EXERCISE DATA ::
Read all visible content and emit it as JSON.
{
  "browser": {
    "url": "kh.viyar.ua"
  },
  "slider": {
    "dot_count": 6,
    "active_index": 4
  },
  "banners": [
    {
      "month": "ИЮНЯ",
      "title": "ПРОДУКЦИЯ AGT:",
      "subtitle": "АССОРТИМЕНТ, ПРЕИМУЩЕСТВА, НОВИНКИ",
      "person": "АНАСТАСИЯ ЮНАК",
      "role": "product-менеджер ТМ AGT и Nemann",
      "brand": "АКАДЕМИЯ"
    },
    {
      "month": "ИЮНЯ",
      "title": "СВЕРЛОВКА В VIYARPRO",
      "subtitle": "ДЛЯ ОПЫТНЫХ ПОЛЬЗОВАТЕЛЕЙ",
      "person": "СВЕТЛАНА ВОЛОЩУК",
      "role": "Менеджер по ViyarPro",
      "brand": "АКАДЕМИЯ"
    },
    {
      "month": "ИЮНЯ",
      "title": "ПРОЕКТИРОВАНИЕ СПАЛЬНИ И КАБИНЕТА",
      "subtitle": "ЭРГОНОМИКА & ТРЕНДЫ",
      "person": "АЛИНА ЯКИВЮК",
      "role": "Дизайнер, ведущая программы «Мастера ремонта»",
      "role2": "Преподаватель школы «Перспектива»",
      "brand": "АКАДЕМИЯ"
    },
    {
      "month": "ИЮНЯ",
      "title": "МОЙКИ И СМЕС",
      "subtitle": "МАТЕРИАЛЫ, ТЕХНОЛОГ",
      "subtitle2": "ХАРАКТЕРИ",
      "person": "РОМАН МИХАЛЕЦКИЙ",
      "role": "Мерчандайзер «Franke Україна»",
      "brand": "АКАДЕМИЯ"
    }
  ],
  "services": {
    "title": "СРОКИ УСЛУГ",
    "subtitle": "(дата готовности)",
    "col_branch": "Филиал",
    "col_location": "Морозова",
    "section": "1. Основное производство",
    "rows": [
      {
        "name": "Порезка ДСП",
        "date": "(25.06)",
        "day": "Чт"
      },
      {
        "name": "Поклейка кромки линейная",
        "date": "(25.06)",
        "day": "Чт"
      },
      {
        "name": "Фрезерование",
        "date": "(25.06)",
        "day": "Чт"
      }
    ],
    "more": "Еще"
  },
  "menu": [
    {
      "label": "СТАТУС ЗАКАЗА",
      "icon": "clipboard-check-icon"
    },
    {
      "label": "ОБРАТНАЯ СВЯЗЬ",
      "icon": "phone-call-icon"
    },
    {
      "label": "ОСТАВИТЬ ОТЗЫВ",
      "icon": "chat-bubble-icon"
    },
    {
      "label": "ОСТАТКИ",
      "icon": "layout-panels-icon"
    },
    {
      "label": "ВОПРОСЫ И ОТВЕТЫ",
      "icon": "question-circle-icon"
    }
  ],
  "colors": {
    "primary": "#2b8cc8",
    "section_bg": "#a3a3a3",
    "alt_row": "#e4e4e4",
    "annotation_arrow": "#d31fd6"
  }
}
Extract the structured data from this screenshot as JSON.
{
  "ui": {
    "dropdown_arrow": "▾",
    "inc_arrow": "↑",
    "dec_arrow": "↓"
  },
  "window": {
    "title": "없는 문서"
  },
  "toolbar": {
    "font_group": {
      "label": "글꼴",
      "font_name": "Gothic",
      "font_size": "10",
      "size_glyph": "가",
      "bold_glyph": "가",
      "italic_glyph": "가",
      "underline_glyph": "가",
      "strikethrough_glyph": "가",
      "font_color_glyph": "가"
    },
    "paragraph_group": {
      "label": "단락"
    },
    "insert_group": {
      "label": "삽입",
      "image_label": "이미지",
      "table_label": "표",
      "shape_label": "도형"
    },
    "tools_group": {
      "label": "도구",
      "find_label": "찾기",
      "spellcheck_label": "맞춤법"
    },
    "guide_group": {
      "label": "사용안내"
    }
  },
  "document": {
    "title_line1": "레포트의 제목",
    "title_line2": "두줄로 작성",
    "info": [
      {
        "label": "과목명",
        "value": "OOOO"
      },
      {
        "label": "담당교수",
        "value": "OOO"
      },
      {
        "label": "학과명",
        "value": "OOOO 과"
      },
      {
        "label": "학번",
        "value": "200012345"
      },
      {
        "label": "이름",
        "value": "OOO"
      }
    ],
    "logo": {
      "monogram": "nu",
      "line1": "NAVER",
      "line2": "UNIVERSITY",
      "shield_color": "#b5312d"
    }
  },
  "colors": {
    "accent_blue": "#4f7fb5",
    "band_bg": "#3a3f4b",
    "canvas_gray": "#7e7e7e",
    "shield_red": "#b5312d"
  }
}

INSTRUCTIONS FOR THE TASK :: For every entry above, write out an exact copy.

WRITTEN SOLUTION ::
Read all visible content and emit it as JSON.
{
  "browser": {
    "url": "kh.viyar.ua"
  },
  "slider": {
    "dot_count": 6,
    "active_index": 4
  },
  "banners": [
    {
      "month": "ИЮНЯ",
      "title": "ПРОДУКЦИЯ AGT:",
      "subtitle": "АССОРТИМЕНТ, ПРЕИМУЩЕСТВА, НОВИНКИ",
      "person": "АНАСТАСИЯ ЮНАК",
      "role": "product-менеджер ТМ AGT и Nemann",
      "brand": "АКАДЕМИЯ"
    },
    {
      "month": "ИЮНЯ",
      "title": "СВЕРЛОВКА В VIYARPRO",
      "subtitle": "ДЛЯ ОПЫТНЫХ ПОЛЬЗОВАТЕЛЕЙ",
      "person": "СВЕТЛАНА ВОЛОЩУК",
      "role": "Менеджер по ViyarPro",
      "brand": "АКАДЕМИЯ"
    },
    {
      "month": "ИЮНЯ",
      "title": "ПРОЕКТИРОВАНИЕ СПАЛЬНИ И КАБИНЕТА",
      "subtitle": "ЭРГОНОМИКА & ТРЕНДЫ",
      "person": "АЛИНА ЯКИВЮК",
      "role": "Дизайнер, ведущая программы «Мастера ремонта»",
      "role2": "Преподаватель школы «Перспектива»",
      "brand": "АКАДЕМИЯ"
    },
    {
      "month": "ИЮНЯ",
      "title": "МОЙКИ И СМЕС",
      "subtitle": "МАТЕРИАЛЫ, ТЕХНОЛОГ",
      "subtitle2": "ХАРАКТЕРИ",
      "person": "РОМАН МИХАЛЕЦКИЙ",
      "role": "Мерчандайзер «Franke Україна»",
      "brand": "АКАДЕМИЯ"
    }
  ],
  "services": {
    "title": "СРОКИ УСЛУГ",
    "subtitle": "(дата готовности)",
    "col_branch": "Филиал",
    "col_location": "Морозова",
    "section": "1. Основное производство",
    "rows": [
      {
        "name": "Порезка ДСП",
        "date": "(25.06)",
        "day": "Чт"
      },
      {
        "name": "Поклейка кромки линейная",
        "date": "(25.06)",
        "day": "Чт"
      },
      {
        "name": "Фрезерование",
        "date": "(25.06)",
        "day": "Чт"
      }
    ],
    "more": "Еще"
  },
  "menu": [
    {
      "label": "СТАТУС ЗАКАЗА",
      "icon": "clipboard-check-icon"
    },
    {
      "label": "ОБРАТНАЯ СВЯЗЬ",
      "icon": "phone-call-icon"
    },
    {
      "label": "ОСТАВИТЬ ОТЗЫВ",
      "icon": "chat-bubble-icon"
    },
    {
      "label": "ОСТАТКИ",
      "icon": "layout-panels-icon"
    },
    {
      "label": "ВОПРОСЫ И ОТВЕТЫ",
      "icon": "question-circle-icon"
    }
  ],
  "colors": {
    "primary": "#2b8cc8",
    "section_bg": "#a3a3a3",
    "alt_row": "#e4e4e4",
    "annotation_arrow": "#d31fd6"
  }
}
Extract the structured data from this screenshot as JSON.
{
  "ui": {
    "dropdown_arrow": "▾",
    "inc_arrow": "↑",
    "dec_arrow": "↓"
  },
  "window": {
    "title": "없는 문서"
  },
  "toolbar": {
    "font_group": {
      "label": "글꼴",
      "font_name": "Gothic",
      "font_size": "10",
      "size_glyph": "가",
      "bold_glyph": "가",
      "italic_glyph": "가",
      "underline_glyph": "가",
      "strikethrough_glyph": "가",
      "font_color_glyph": "가"
    },
    "paragraph_group": {
      "label": "단락"
    },
    "insert_group": {
      "label": "삽입",
      "image_label": "이미지",
      "table_label": "표",
      "shape_label": "도형"
    },
    "tools_group": {
      "label": "도구",
      "find_label": "찾기",
      "spellcheck_label": "맞춤법"
    },
    "guide_group": {
      "label": "사용안내"
    }
  },
  "document": {
    "title_line1": "레포트의 제목",
    "title_line2": "두줄로 작성",
    "info": [
      {
        "label": "과목명",
        "value": "OOOO"
      },
      {
        "label": "담당교수",
        "value": "OOO"
      },
      {
        "label": "학과명",
        "value": "OOOO 과"
      },
      {
        "label": "학번",
        "value": "200012345"
      },
      {
        "label": "이름",
        "value": "OOO"
      }
    ],
    "logo": {
      "monogram": "nu",
      "line1": "NAVER",
      "line2": "UNIVERSITY",
      "shield_color": "#b5312d"
    }
  },
  "colors": {
    "accent_blue": "#4f7fb5",
    "band_bg": "#3a3f4b",
    "canvas_gray": "#7e7e7e",
    "shield_red": "#b5312d"
  }
}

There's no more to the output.